What remains is the phrase “shall be made.” “[S]hall be made” is a form of the verb “to make,” which means “to bring into existence,” “to produce,” “to render,” and “to cause to be or become.” Random House Dictionary of the English Language, at 866. Thus, “shall be made means “shall be produced,” etc.
Babb v. Wilkie, No. 18-882, 2020 WL 1668281, at *5 (U.S. Apr. 6, 2020).

Perhaps in this sense a written notice could be "made" by having been "brought into existence" or "produced" not less than 15 days before mailing, but that would be silly. In my experience that only happens when I put the mail in my car and forget that it is there and drive around with it for a while.

Wednesday, April 15, 2020

Today's administrative law case

I was listening today to the arguments before the Supreme Court of Virginia by way of the live stream.
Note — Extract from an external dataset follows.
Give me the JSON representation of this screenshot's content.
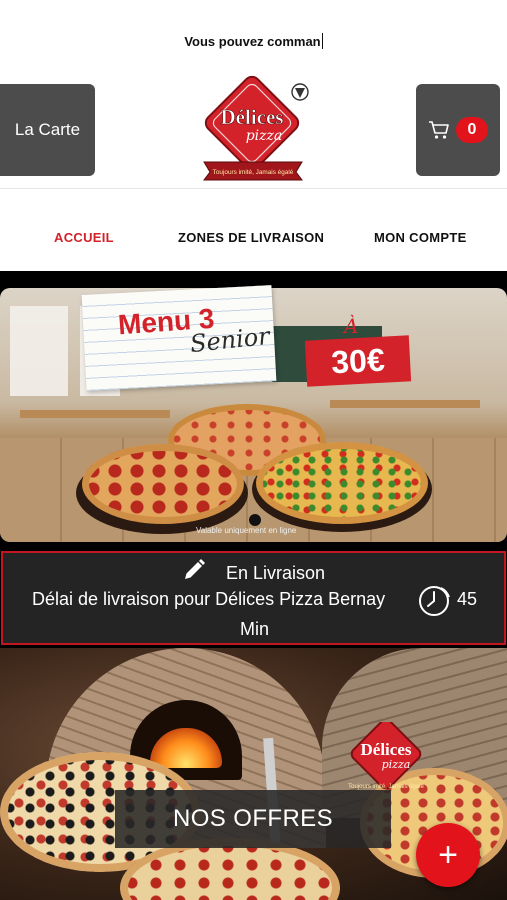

One of the cases is about whether there is an implied cause of action to enforce a statute against a state agency that has refused to make a final decision, claiming lack of sufficient information from the aggrieved party.

I observe this statute in the Administrative Process Act:

§ 2.2-4029. Court judgments. Unless an error of law as defined in 2.2-4027 appears, the court shall dismiss the review action or affirm the agency regulation or decision. Otherwise, it may compel agency action unlawfully and arbitrarily withheld or unreasonably delayed except that the court shall not itself undertake to supply agency action committed by the basic law to the agency. Where a regulation or case decision is found by the court not to be in accordance with law under 2.2-4027, the court shall suspend or set it aside and remand the matter to the agency for further proceedings, if any, as the court may permit or direct in accordance with law.

The same language appears in the federal act, 5 U.S. Code § 706(1).

I don't know whether this language affects the issues in the case on appeal, but I know that the one time I brought such a claim under federal law, the agency mooted the case by making a prompt decision. 

Thursday, April 02, 2020

Life during wartime

As I posted on Facebook, my first experience with the courts acting under the initial version of the Supreme Court's emergency order, that has since been renewed, was somewhat confusing. One judge took the position that he lacks "jurisdiction" to have any hearings by telephone or make any rulings except in the enumerated categories of essential cases. Another judge had a telephone conference and made a bunch of rulings and entered a new final order in a different case. Both views on the power of the circuit courts cannot be right. If the second view is wrong, then I suspect that we will spend some years to come relitigating the consequences.

Wednesday, February 12, 2020

When is other state law relevant

I was listening to the argument before the Supreme Court of Virginia in Everett v. Tawes, which seemed pretty high-powered to me, and part of the discussion was about the language in the Virginia Code that makes each installment of child support a judgment by operation of law, and part of the discussion was about the relevance of the law of other states on retroactive modification of support. Congress has required the states to make their child support laws include certain provisions as a condition of their participation in the federal welfare program. And so, the child support laws of the 50 states are quite similar with respect to those certain provisions, and the law of spousal support incorporates the same provisions, sometimes in some places. So, it might be that the law of many states includes a provision that each installment of support becomes a "judgment by operation of law, with the full force, effect, and attributes of a judgment ... including the ability to be enforced," to comply with 42 U.S.C. 666(a)(9). The state laws might be similar enough to provide some useful precedents, like the decisions involving the application of Uniform Laws in other states.